By CRM staff
Toronto, Ontario — March 15, 2019 — What really happened this week? What were some of the big headlines? Collision Repair has recapped thefive most important stories of the week.
SGI’s announcement at SAAR

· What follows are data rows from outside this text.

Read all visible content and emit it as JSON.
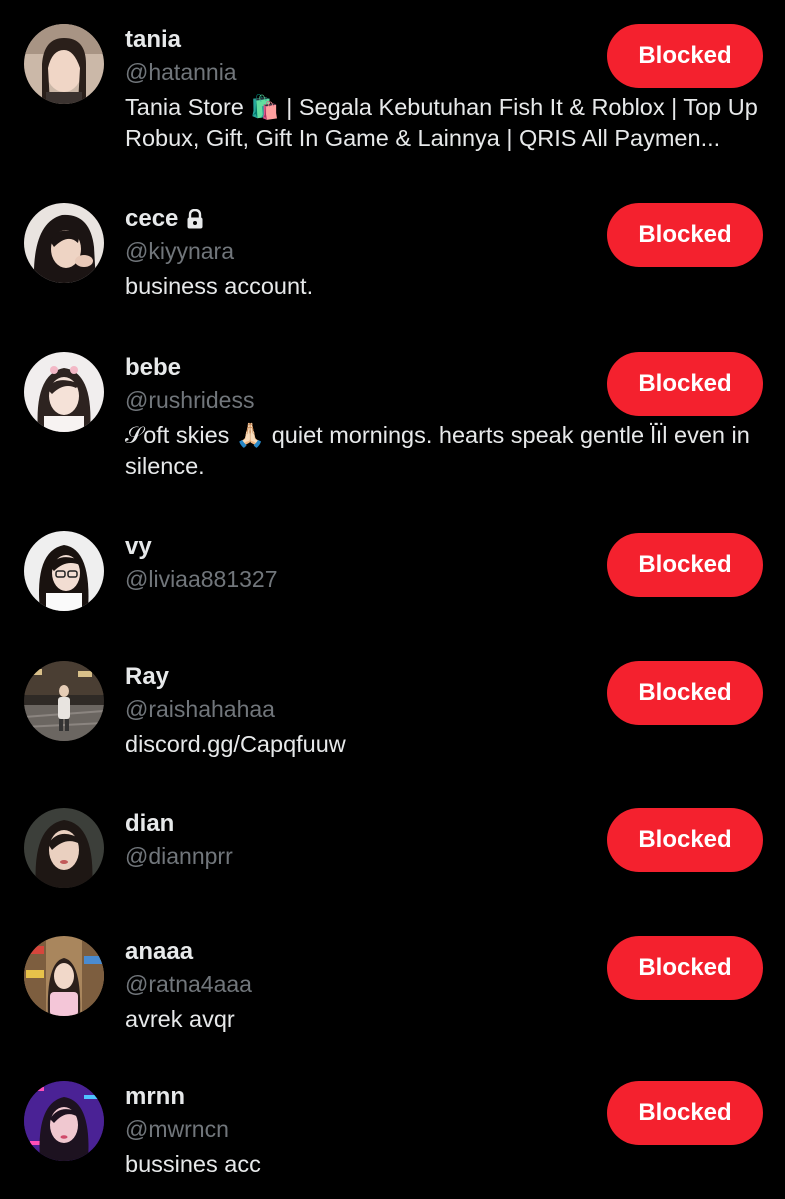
{
  "colors": {
    "background": "#000000",
    "primary_text": "#e7e9ea",
    "secondary_text": "#71767b",
    "blocked_button": "#f4212e"
  },
  "accounts": [
    {
      "name": "tania",
      "handle": "@hatannia",
      "bio": "Tania Store 🛍️ | Segala Kebutuhan Fish It & Roblox | Top Up Robux, Gift, Gift In Game & Lainnya | QRIS All Paymen...",
      "button_label": "Blocked",
      "protected": false,
      "avatar_icon": "avatar-photo"
    },
    {
      "name": "cece",
      "handle": "@kiyynara",
      "bio": "business account.",
      "button_label": "Blocked",
      "protected": true,
      "avatar_icon": "avatar-photo"
    },
    {
      "name": "bebe",
      "handle": "@rushridess",
      "bio": "𝒮oft skies 🙏🏻 quiet mornings. hearts speak gentle l̈ı̈l even in silence.",
      "button_label": "Blocked",
      "protected": false,
      "avatar_icon": "avatar-photo"
    },
    {
      "name": "vy",
      "handle": "@liviaa881327",
      "bio": "",
      "button_label": "Blocked",
      "protected": false,
      "avatar_icon": "avatar-photo"
    },
    {
      "name": "Ray",
      "handle": "@raishahahaa",
      "bio": "discord.gg/Capqfuuw",
      "button_label": "Blocked",
      "protected": false,
      "avatar_icon": "avatar-photo"
    },
    {
      "name": "dian",
      "handle": "@diannprr",
      "bio": "",
      "button_label": "Blocked",
      "protected": false,
      "avatar_icon": "avatar-photo"
    },
    {
      "name": "anaaa",
      "handle": "@ratna4aaa",
      "bio": "avrek avqr",
      "button_label": "Blocked",
      "protected": false,
      "avatar_icon": "avatar-photo"
    },
    {
      "name": "mrnn",
      "handle": "@mwrncn",
      "bio": "bussines acc",
      "button_label": "Blocked",
      "protected": false,
      "avatar_icon": "avatar-photo"
    }
  ]
}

The Saskatchewan Association of Automotive Repairers (SAAR) spring conference had a number of special guests speak about issues and trends that are impacting the industry. The Saskatchewan Government Insurance was one of the special guests that presented a number of changes that will be occurring for the industry in the province. On March 11, all collision repair partners must reference OEM repair procedures as part of the repair planning process on all SGI claims, and document all repairs requiring panel or structural component replacement or sectioning including, photos of undressed welds, any sleeves/backing used to reinforce sectioned panels. Less than a month later, on April 1, pre/post-diagnostic scans will no longer be considered eligible sublet operations. Starting in April 2020 SGI will be implementing differential compensation, a tiered accreditation model. In order to be accredited as tier one, shops will have to achieve I-CAR gold class status, purchase the necessary equipment to repair today’s vehicles (resistance spot welder, pulse Mig welder, self-piercing rivet gun, vehicle scan tools, and aluminum repair tools), have welding certification and refinish system product training.

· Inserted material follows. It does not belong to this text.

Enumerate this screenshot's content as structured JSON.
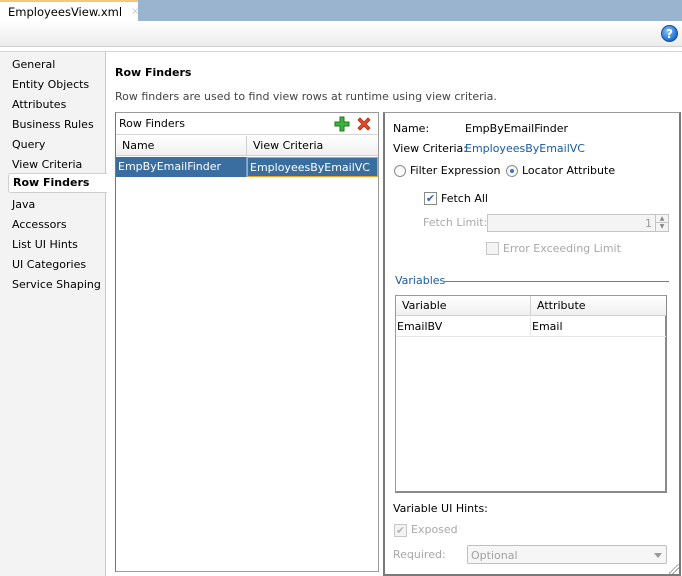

Honda announced a recall on Tuesday of 83,977 vehicles in Canada because their Takata airbag inflators can explode and send shrapnel into the passenger compartment. In total there are about 1.2 million vehicles in North and Central America that are being recalled. The recall includes Honda and Acura models from as far back as 2001 and as recent as 2010.
Mitchell Q1 Industry Report
Mitchell released its Industry Trends Report for the first quarter of 2019. The topics that were discussed in the report included, the impact of 5G wireless, automobile design changes that are positive for the environment, and how technology can improve claims outcomes.
The announcement Tesla made last month, that it would be shutting down most of its stores to keep up with the affordable price tag on the new Model S, has been reverted. Although the price of the new Model 3 will remain at $35,000, the electric vehicle company has decided to keep most of its stores open and raise the price of its other vehicles by three percent.
Pfaff Autoworks in Vaughan, Ont. was the first Canadian shop to receive a VeriFacts Quality Medallion. The Medallion is rewarded to shops who perform quality repairs and operate under OEM procedures.